---- Record excerpts

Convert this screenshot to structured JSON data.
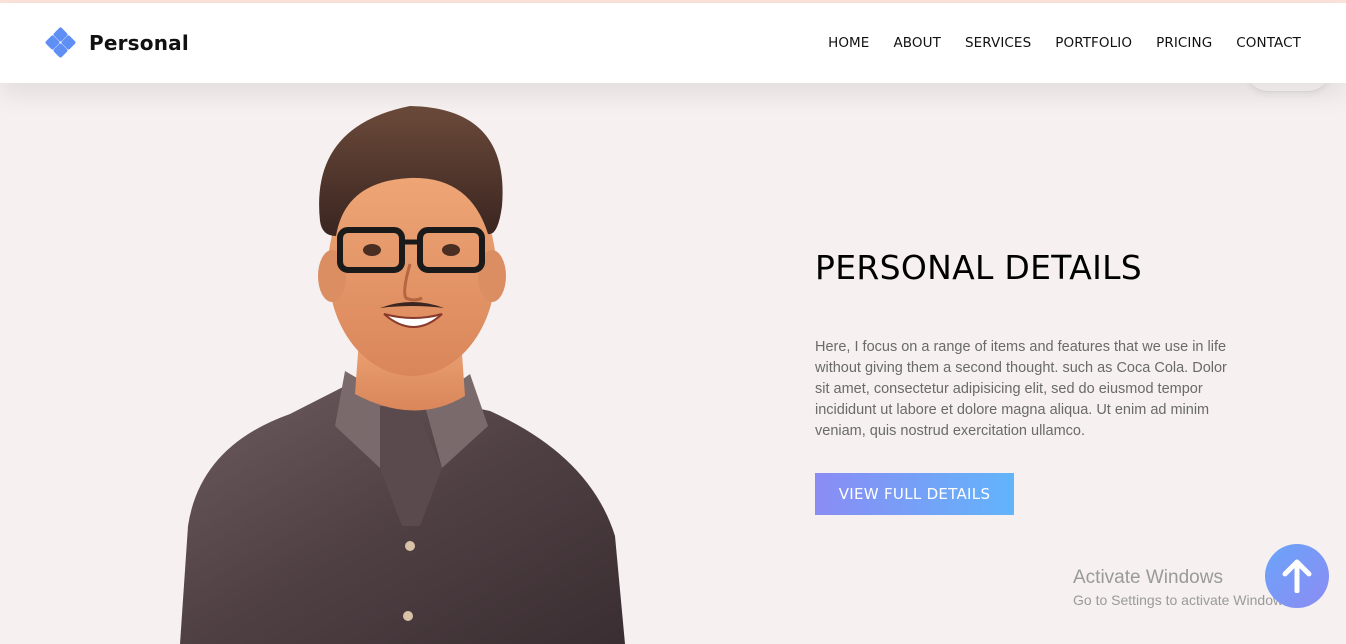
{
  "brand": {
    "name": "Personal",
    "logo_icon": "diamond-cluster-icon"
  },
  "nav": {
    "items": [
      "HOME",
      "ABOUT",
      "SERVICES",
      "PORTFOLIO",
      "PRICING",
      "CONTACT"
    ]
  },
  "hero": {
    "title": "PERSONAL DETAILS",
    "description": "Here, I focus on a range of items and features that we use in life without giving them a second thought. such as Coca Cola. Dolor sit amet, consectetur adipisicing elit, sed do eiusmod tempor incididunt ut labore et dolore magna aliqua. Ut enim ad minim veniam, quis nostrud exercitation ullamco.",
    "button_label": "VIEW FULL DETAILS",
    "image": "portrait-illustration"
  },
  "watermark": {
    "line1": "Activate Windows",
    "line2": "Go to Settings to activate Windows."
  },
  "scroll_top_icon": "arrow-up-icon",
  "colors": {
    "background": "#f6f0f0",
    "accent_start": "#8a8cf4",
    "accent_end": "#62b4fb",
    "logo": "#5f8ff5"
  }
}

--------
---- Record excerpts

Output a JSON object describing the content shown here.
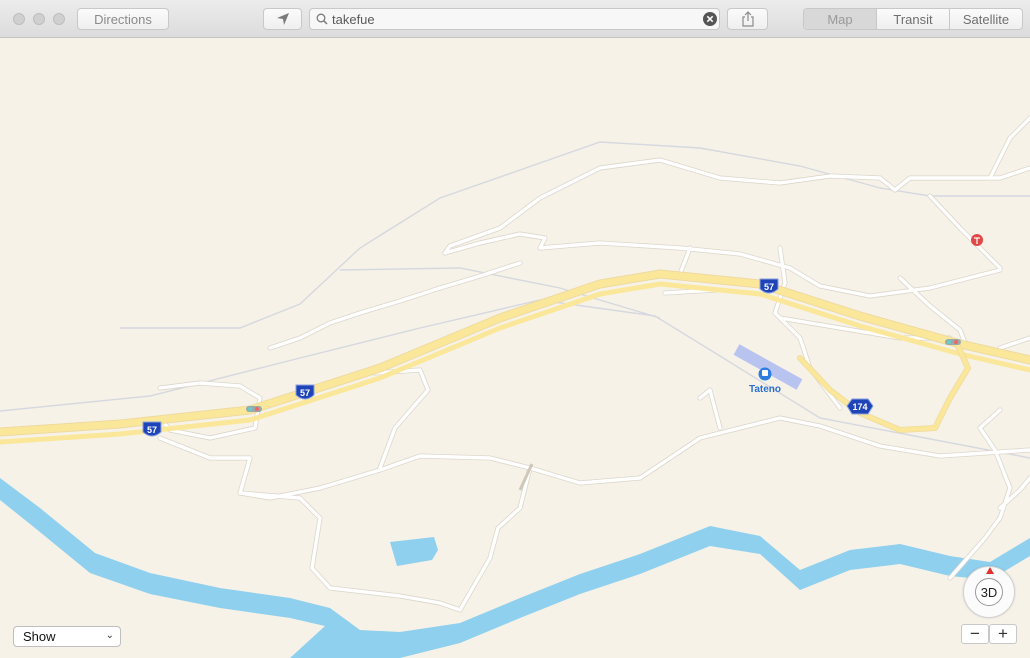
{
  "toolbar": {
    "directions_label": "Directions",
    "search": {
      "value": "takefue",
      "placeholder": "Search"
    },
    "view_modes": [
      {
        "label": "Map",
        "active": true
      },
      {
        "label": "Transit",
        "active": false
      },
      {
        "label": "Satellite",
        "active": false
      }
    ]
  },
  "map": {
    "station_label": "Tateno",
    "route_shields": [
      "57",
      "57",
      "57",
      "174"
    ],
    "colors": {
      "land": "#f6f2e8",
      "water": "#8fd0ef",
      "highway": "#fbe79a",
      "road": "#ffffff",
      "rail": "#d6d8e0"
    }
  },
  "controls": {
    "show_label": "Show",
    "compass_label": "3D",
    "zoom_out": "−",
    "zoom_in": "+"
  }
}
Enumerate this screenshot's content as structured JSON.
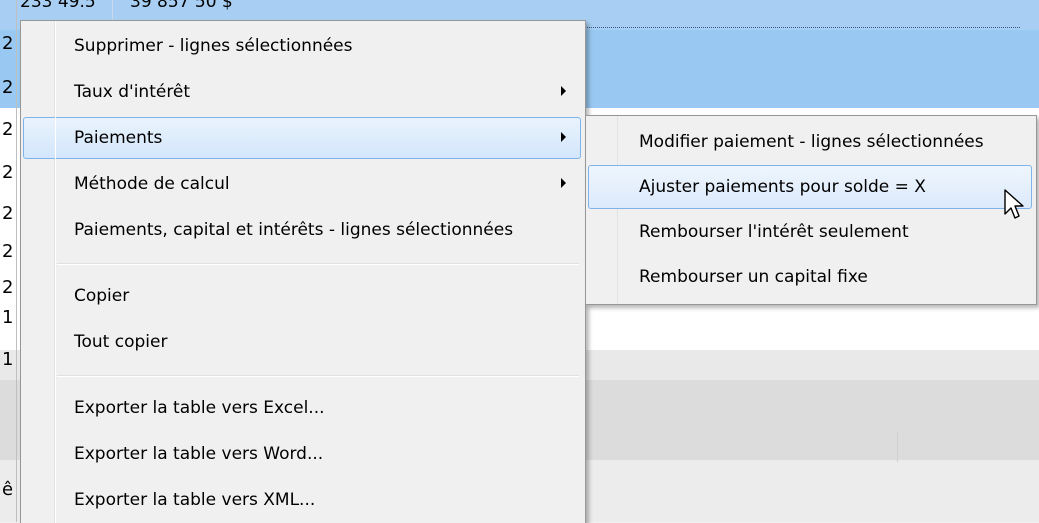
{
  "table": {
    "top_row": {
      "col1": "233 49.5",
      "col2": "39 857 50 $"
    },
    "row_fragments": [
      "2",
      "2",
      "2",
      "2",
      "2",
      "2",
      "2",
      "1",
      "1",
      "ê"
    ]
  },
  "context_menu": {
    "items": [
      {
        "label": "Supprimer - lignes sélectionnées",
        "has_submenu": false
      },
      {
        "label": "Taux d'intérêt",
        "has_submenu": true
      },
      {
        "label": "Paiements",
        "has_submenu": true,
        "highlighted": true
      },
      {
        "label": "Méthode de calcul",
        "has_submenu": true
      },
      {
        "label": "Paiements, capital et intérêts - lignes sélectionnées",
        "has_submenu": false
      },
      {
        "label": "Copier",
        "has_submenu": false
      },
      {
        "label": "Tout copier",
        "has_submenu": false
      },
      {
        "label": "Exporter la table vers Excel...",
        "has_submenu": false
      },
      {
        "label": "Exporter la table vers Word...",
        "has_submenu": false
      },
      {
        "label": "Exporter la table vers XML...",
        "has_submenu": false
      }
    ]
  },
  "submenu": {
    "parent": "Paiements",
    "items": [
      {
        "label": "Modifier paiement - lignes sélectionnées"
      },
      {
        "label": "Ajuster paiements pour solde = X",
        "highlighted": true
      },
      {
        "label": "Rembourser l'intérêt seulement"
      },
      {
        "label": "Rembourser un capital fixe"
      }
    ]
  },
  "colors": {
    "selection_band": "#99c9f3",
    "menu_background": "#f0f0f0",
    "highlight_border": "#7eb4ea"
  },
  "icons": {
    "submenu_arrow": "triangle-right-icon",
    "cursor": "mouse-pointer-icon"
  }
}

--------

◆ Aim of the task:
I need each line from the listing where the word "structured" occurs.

◆ Task solution:
Convert this screenshot to structured JSON data.
Enumerate this screenshot's content as structured JSON.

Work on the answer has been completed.